Shimada muddles through adulthood in a drunken angst. He loses his wife, his children, his friend and takes up with Gina, a high-minded prostitute. The climax of the story
occurs when Gina tells Shimada to put his life in order. The rest of this somewhat contrived but sensitively written book has Shimada attempting to do that.
Jesse Howl, an 18-year-old Indian and the protagonist of Robin Cody's "Ricochet River" (Knopf, 279 pages, $20), also tries to put his life in order. Dreams play a major part in that order.
When he was small, Jesse dreamed that he had been playing outside; he was crawling around in the grass, when his uncle backed over him in his pickup truck. Although Jesse felt no pain, he knew that he had died. Jesse's mother, too, has symbolic dreams. They warn her of Jesse's doom.
So she brings him to the small logging town of Calamus in Oregon, where this story is set. The time is the late 1950s and early 1960s. Jesse is to attend public school and to become part of the white man's world. At first, Jesse not only fits in, he excels. He's a natural athlete, fisherman and hunter. He and Wade Curran, who narrates this story, become close friends.
Their relationship brings to mind John Knowles' "A Separate Peace." Each book focuses on the friendship between two boys on the brink of manhood. Each tells of a war between cultures, with the characters mere pawns of the war. Each suggests that the war in a man's heart causes the larger wars. In Mr. Knowles' book, however, the writing is vivid and evocative. Mr. Cody's book is somewhat flat.
The writing in Cristina Garcia's "Dreaming in Cuban" (Knopf, 229 pages, $20) is anything but flat. Ms. Garcia, who has worked as a correspondent for Time, writes in a style that seems magically alive. There's even a kind of dream-like quality to the prose: "I have this image of Abuela Celia underwater, standing on a reef with tiny chrome fish darting by her face like flashes of light. . . . She calls to me, but I can't hear her. Is she talking to me from her dreams?"
The story focuses on four women: Celia, the aging matriarch; Felicia and Lourdes, her two middle-aged daughters, and Pilar, Lourdes' 24-year-old daughter. Jorge, the patriarch; has recently died. The story begins in the late 1970s, with the action in Havana and New York.

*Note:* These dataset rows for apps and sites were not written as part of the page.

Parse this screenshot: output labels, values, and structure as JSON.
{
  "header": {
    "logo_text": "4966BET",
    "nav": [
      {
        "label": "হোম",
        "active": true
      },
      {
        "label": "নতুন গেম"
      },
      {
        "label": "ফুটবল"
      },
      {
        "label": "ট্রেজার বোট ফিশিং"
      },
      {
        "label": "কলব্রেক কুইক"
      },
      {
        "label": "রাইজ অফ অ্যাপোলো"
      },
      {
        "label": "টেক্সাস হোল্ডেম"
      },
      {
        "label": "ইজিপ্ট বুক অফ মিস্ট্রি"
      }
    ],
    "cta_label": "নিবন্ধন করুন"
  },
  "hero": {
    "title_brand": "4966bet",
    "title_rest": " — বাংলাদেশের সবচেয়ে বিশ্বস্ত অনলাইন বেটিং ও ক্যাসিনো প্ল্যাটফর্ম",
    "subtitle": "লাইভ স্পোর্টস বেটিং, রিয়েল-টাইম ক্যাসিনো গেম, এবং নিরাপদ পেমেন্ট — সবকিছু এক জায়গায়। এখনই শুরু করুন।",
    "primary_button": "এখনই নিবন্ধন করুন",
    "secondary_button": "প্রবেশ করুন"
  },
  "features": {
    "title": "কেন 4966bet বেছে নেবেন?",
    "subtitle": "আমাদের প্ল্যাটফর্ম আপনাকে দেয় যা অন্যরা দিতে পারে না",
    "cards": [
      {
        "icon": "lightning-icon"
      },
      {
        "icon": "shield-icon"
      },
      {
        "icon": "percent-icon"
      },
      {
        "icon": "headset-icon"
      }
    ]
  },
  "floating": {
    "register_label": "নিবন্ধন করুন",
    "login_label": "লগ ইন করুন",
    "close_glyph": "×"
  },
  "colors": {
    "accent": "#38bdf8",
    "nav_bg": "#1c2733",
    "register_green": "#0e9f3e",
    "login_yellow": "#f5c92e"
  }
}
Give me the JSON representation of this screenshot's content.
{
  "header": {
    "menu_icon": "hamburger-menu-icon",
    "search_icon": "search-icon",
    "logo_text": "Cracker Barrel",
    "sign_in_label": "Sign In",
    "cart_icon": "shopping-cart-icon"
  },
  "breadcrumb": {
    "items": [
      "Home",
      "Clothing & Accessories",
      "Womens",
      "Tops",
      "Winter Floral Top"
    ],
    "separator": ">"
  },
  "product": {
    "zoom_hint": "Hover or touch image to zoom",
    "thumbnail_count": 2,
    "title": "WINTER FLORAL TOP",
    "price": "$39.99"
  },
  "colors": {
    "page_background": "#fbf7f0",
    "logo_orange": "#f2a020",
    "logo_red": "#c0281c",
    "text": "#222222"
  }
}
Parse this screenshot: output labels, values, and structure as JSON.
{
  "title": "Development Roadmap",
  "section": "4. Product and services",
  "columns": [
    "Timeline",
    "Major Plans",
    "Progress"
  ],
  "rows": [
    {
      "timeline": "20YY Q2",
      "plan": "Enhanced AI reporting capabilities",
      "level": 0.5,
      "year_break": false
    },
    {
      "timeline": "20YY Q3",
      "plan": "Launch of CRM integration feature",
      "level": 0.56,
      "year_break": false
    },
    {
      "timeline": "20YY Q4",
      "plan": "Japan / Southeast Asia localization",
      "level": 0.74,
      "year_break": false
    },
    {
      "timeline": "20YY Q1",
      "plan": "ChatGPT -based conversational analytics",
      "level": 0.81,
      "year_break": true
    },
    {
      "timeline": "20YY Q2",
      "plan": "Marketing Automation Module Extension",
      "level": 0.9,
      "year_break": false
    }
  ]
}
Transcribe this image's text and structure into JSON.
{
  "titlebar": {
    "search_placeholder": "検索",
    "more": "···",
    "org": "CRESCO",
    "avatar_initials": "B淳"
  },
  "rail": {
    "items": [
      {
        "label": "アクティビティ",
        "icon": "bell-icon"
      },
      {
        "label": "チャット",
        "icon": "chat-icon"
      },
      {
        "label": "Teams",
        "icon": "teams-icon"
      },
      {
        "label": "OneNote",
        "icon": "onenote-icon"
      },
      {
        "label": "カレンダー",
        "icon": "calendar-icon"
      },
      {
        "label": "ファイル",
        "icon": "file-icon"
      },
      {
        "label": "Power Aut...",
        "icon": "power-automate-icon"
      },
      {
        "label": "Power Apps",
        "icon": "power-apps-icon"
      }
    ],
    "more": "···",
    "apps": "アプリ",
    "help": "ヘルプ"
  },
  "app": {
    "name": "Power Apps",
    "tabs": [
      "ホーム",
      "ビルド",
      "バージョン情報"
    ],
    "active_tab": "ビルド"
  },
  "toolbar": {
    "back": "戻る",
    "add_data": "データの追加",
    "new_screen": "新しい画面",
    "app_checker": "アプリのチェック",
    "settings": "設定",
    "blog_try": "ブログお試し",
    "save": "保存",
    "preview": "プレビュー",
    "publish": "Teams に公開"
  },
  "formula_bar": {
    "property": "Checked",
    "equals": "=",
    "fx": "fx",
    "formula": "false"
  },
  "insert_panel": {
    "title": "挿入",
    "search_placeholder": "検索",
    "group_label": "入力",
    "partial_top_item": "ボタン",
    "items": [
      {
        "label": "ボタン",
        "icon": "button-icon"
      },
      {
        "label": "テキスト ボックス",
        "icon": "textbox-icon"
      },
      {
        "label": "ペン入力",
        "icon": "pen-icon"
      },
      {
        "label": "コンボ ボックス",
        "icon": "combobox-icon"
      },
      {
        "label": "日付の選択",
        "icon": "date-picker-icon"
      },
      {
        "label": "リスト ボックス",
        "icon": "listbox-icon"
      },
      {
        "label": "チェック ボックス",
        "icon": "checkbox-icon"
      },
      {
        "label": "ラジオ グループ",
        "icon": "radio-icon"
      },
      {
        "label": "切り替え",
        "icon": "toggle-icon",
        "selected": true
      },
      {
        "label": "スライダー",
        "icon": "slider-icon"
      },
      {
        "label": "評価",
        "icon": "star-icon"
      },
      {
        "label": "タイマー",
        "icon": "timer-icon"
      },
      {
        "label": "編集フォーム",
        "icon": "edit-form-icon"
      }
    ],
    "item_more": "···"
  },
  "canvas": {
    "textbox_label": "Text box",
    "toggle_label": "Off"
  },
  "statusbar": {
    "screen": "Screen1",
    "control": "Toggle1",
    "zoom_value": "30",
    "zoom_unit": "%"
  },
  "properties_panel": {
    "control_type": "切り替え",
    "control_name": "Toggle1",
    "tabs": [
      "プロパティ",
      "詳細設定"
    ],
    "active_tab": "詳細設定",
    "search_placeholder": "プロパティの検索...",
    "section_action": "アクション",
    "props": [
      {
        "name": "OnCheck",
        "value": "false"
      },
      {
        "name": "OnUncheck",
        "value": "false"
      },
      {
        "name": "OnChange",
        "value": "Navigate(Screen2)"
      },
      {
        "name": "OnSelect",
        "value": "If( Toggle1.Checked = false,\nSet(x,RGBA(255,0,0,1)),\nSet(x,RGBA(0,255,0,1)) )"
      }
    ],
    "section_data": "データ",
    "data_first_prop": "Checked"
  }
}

But the action occurs mostly in the minds of these four women as they narrate sections of the novel. Each "is as nervous as a magnetic field, attracting small disturbances." Their personalities suggest a sub-theme exploring the relationship between creativity and sanity. Pilar is the sensitive artist trying to find herself. Celia and Lourdes are high-strung, given to reading and reciting poetry. Felicia is too highly strung and insane.
In her youth, Celia had an unhappy love affair; brokenhearted, she writes but does not send love letters to the man who left her. Felicia, the middle daughter, lives in Havana, near her mother. Abused by her husband, she practices black magic. Lourdes, the oldest daughter, has moved to New York with her husband and daughter. There in Brooklyn, she opens a bakery and tries to become assimilated. She could be successful if not for her dead father and her daughter, Pilar.
The climax of the story occurs as Lourdes and Pilar return to
Cuba in 1980. Pilar reconnects with her grandmother and with her mother country; she paints her grandmother's portrait, realizing the power of love made into art.
As the story ends, Pilar, whose life seems so similar to Ms. Garcia's life and whose many imaginings have held this story together, begins dreaming in Spanish. These dreams will
continue her family's history, she explains. They will keep that history "from being absorbed quietly by the earth, with no more meaning than falling leaves on an autumn day." These dreams -- and here she suggests the novel's effect -- make her feel as if there's a magic working its way through her veins.
Ms. Scharper teaches writing at Towson State University.